When my 29-year-old son, Matt, asked me why we never had family reunions, I said, “Some of us have uncomfortable feelings among us. I don’t think anyone would come.” My four surviving siblings and I hadn’t all been together in one place since my father’s funeral thirty-one years earlier. Ten years earlier, my older brother had been on military duty during the Iran crisis and didn’t receive word that my mother had died until after her funeral. I hated to think that it might take another death to bring us all back together.
Matt urged me to phone my three brothers and one sister and ask if they’d come to a reunion at my place. To my surprise, each was enthusiastic and expressed their long-standing hopes that we would all get together again sometime.
It had been eighteen years since some of my family had seen my oldest brother. His hair was gray, and he walked and talked just like our father, bringing back sweet memories of Dad. Because he couldn’t take time off from work, my youngest brother drove all night Friday, arrived Saturday morning, and returned home twenty-four hours later. My sister and her family brought their motor home and spent the whole week with us, and I relished every minute of their visit.
Saturday afternoon was the big reunion. Matt had decided that if my brothers and sisters were going to make the effort to come, it should be worth their time. On his computer, he prepared and personalized a family history book for each of them, going back seven generations and including all the family pictures and stories we could find. As my brothers and sister looked through their books, mouths dropped open and tears fell, and they expressed amazement and gratitude for the love Matt had put into the work.

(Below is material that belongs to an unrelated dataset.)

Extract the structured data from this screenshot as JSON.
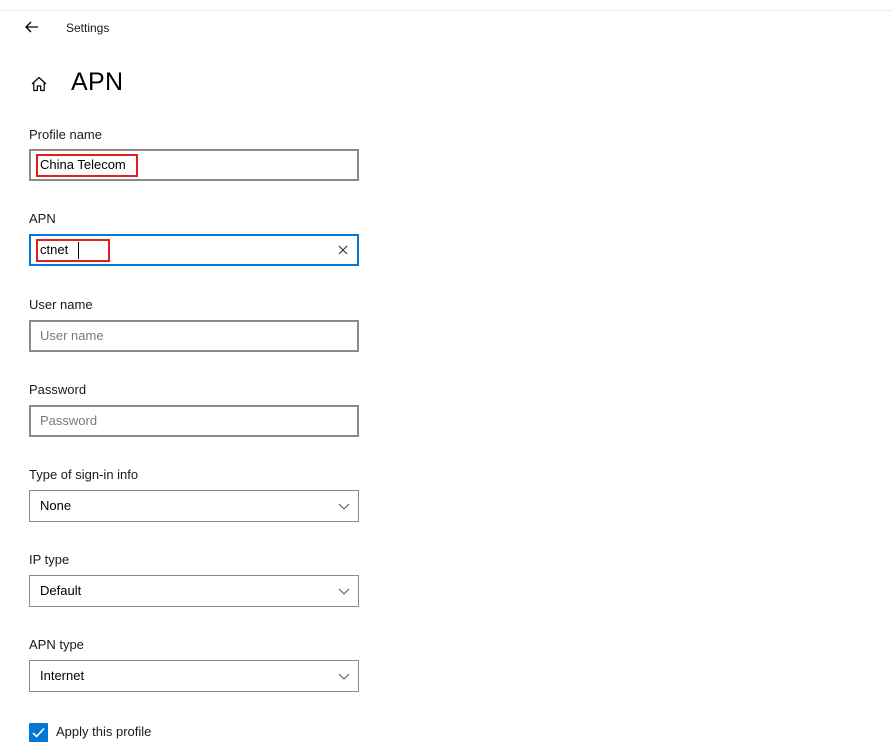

I shared a family letter to our parents that I had recently written, recalling spiritually significant events from my childhood and mentioning recent accomplishments of my family members. We took turns sharing our feelings about our parents and our lives together as a family. When I told my older brother how sorry I was for being such a stinker of a little sister, he laughed and assured me that he hadn’t been holding any negative feelings. Other family members who had experienced more serious clashes spoke in private and changed misunderstandings to feelings of love and respect. Before parting, we planned our next reunion and promised to keep in closer touch.

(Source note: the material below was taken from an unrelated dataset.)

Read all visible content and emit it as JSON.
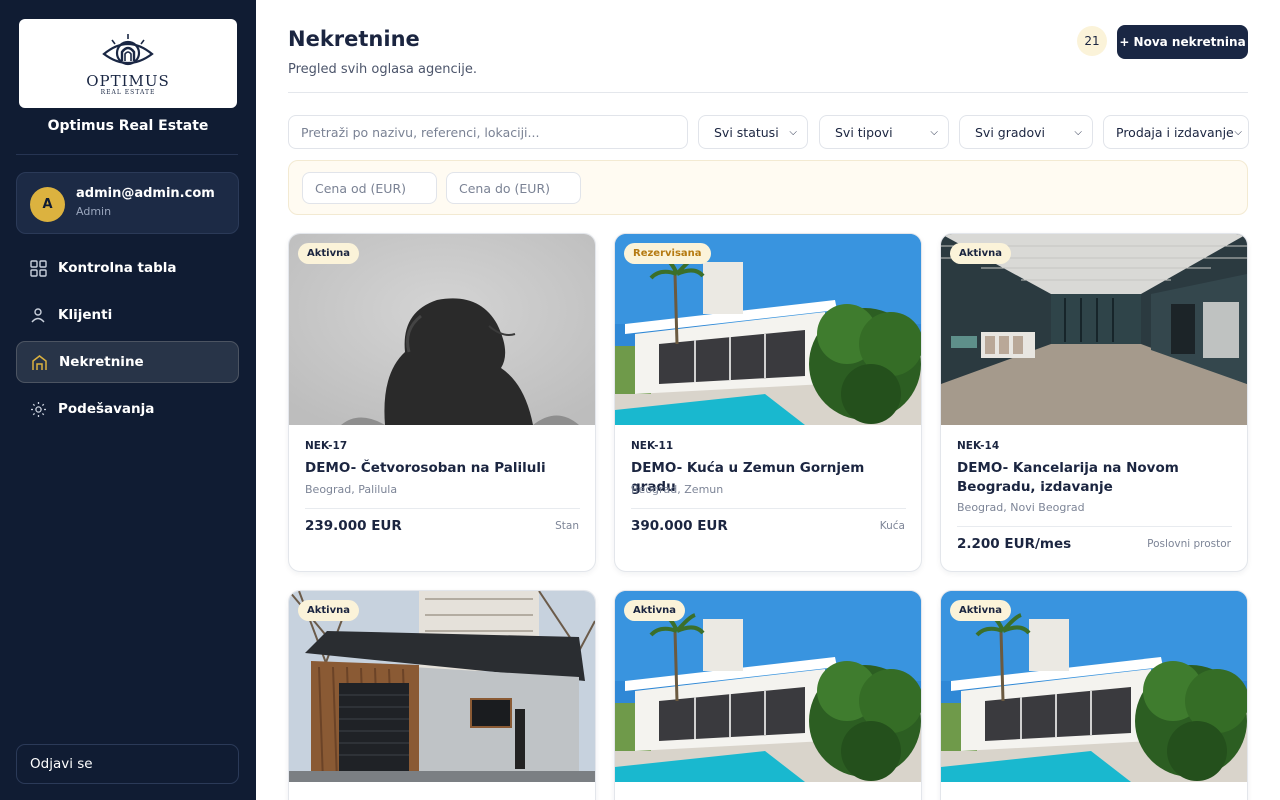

A few days after the reunion, my youngest brother called to tell me that his National Guard reserve unit had been summoned to Saudi Arabia. Divorced and childless, he said that because of the family reunion, he could go to war knowing that he had a family who loved him and would pray for him.